The library at Wardon Abbey
Abbot John Bright pawned ‘twelve large volumes, including St Augustine’s City of God’ and other authoritative texts on the old and new testaments in 1491/92, but otherwise little is known about the monks’ library. A large collection of manuscripts (all dating from the 12th/early 13th century) is preserved by Trinity College, Cambridge, seven titles are preserved in one (re-bound) volume at Sydney Sussex College, Cambridge and three kept together in their original binding at Gonville & Caius College, Cambridge. A further two volumes are kept in the Bodleian Library, Oxford.
1535 Valuation and visitation
When Henry VIII ordered a valuation of the Church’s estate in 1535, the gross income of Wardon Abbey came to £442 11s 11d. After deduction of allowable expenses, a net (taxable) total of £389 16s 6¼d was recorded in the Valor Ecclesiasticus. This was comparable to Woburn Abbey, which was worth £430 13s 11½d gross (£391 18s 2d net). Dr Thomas Legh and John ap Rice visited Wardon Abbey on 16 October 1535 to issue a series of twenty-five royal injunctions and Abbot Henry Emery made fruitless attempts to resign his post soon afterwards. He complained bitterly about the monks’ appalling behaviour, which if true, reflected very poorly on his management skills. However, given the religious strength in depth of the community, his allegations point more towards political machinations than a genuine reflection of the contemporary situation at Wardon.
1537 Wardon Abbey surrenders to the Crown
Abbot Henry appears to have been deposed by his monks in summer 1537. He was reinstated some weeks later and the monastery of Wardon suppressed on 4 December 1537. The abbot and thirteen remaining monks signed the Deed of Surrender in front of royal commissioners Dr Richard Layton and Dr William Petre, declaring unanimously and of their ‘absolute free will’ that they had given and granted the whole monastery and estates to the king.

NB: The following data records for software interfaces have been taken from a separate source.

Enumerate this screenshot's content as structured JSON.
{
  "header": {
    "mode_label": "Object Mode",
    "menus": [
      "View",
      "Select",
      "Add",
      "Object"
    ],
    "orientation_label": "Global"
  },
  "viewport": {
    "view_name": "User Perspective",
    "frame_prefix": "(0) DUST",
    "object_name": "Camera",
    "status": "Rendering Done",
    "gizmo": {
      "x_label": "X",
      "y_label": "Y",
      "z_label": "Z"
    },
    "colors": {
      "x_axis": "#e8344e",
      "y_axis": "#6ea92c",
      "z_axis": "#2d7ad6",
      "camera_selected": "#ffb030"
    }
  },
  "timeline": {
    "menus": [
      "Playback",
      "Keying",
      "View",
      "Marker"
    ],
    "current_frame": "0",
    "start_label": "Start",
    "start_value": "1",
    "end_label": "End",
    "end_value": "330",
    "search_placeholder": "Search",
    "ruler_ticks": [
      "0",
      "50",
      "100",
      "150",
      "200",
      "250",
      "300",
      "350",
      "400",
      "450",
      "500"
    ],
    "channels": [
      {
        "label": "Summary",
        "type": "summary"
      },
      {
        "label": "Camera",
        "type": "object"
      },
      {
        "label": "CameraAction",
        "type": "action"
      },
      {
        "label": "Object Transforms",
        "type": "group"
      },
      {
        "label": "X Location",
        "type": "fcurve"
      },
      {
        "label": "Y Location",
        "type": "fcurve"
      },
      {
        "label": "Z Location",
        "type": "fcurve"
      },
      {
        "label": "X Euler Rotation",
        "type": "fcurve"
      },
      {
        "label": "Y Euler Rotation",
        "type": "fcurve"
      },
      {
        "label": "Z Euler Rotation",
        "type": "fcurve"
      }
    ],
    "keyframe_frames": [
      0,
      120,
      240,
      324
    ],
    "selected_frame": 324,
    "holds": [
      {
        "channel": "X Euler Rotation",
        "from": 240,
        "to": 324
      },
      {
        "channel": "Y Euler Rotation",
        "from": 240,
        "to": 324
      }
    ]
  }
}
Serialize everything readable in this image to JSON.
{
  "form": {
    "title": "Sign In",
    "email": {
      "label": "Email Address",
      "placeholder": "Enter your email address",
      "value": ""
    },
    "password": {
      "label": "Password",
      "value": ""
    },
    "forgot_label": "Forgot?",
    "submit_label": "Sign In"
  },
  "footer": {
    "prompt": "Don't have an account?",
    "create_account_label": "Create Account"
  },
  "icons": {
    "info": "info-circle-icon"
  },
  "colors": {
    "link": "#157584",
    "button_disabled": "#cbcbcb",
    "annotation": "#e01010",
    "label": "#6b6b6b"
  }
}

For details, see THE SITE AND PRECINCT OF THE LATE WARDON ABBEY FROM 1537 ONWARDS.
In common with the Bedfordshire priors of Newnham and Dunstable, Abbot Henry Emery seems to have been awarded an annual pension of £60, and while the abbess of Elstow fared remarkably well with £50, the prioress of Harrold received a miserable £7. Having failed to accede to the king’s demands, Abbot Robert Hobbes of Woburn was hung on 14 June 1538. On 1 March 1538 the Court of Augmentations awarded pensions to twelve of Wardon’s former monks. Only William Peck (probably the old prior) was missing from the list and may have died soon after the abbey closed.
The Abbots of Wardon
We usually only know when the name of an abbot ‘occurs’ in a document. It is rare to find the exact dates of his tenure. For more information and a list of known abbots, see THE ABBOTS OF WARDON, ST MARY DE SARTIS 1135-1537.